by Judith Chalmer

Eve, After They Had Gone

In my dream my sister
was a fish. Silver and lustrous
she rose in my hand, flesh
and bone of her torso arching,
her strong sides pulling upward
like a man's sinewy back.
So beautiful women will slip, I have
seen it, on and off their hooks.
In my dream my sister was
speaking. I don't remember
what she said. I remember
her blood, water-thin, down
the scaly sides of my dress.
But inside Mother's mouth,
I would swear, we were
perfect. We stood before
the glistening gate.
Our tongues were not cold.
They would never be
lifted or gored.



These are poems that reclaim, in the voice of a Jewish woman, stories almost lost in the personal and historical disruption of lives, immigration, the Holocaust, child abuse, and the rending and piecing together of love.



This is a sure and powerful first book, the somehow beautiful poems of which are the searchlight Chalmer carries into the dark of her life, its intersections of lost personal and political history. . . . Poetry is too rarely asked to do its full work of wedding profound individual insight with its largest social meaning.

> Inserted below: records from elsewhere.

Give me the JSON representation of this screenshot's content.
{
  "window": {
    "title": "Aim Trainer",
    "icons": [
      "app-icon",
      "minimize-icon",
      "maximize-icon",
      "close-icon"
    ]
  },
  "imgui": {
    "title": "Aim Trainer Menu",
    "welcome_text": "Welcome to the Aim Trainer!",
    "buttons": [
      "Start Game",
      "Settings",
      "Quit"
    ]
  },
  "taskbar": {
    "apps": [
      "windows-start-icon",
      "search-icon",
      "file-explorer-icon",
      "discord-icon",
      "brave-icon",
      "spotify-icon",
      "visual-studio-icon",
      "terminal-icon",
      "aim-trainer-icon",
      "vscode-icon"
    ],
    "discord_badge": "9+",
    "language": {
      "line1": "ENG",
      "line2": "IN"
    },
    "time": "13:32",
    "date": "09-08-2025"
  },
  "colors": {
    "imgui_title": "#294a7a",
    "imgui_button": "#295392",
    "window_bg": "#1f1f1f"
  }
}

Chalmer expects it to, requires it to, and it does.
— Linda McCarriston, author of Eva-Mary, winner of TriQuarterly Books Terrence Des Pres Prize and finalist for the National Book Award in 1991